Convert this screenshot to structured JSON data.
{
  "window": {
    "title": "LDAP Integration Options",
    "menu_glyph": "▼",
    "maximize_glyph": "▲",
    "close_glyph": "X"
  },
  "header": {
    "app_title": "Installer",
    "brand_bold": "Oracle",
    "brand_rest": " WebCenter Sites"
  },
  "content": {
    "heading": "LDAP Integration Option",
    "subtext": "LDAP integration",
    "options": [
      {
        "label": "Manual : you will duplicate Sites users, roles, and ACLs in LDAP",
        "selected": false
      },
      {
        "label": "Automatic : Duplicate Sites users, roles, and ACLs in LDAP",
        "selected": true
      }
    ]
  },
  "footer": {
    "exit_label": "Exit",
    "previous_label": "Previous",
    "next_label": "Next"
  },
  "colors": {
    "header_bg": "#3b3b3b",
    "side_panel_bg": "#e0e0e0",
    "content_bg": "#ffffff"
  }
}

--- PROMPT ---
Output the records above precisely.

--- RESULT OF THIS EXERCISE ---
Convert this screenshot to structured JSON data.
{
  "window": {
    "title": "LDAP Integration Options",
    "menu_glyph": "▼",
    "maximize_glyph": "▲",
    "close_glyph": "X"
  },
  "header": {
    "app_title": "Installer",
    "brand_bold": "Oracle",
    "brand_rest": " WebCenter Sites"
  },
  "content": {
    "heading": "LDAP Integration Option",
    "subtext": "LDAP integration",
    "options": [
      {
        "label": "Manual : you will duplicate Sites users, roles, and ACLs in LDAP",
        "selected": false
      },
      {
        "label": "Automatic : Duplicate Sites users, roles, and ACLs in LDAP",
        "selected": true
      }
    ]
  },
  "footer": {
    "exit_label": "Exit",
    "previous_label": "Previous",
    "next_label": "Next"
  },
  "colors": {
    "header_bg": "#3b3b3b",
    "side_panel_bg": "#e0e0e0",
    "content_bg": "#ffffff"
  }
}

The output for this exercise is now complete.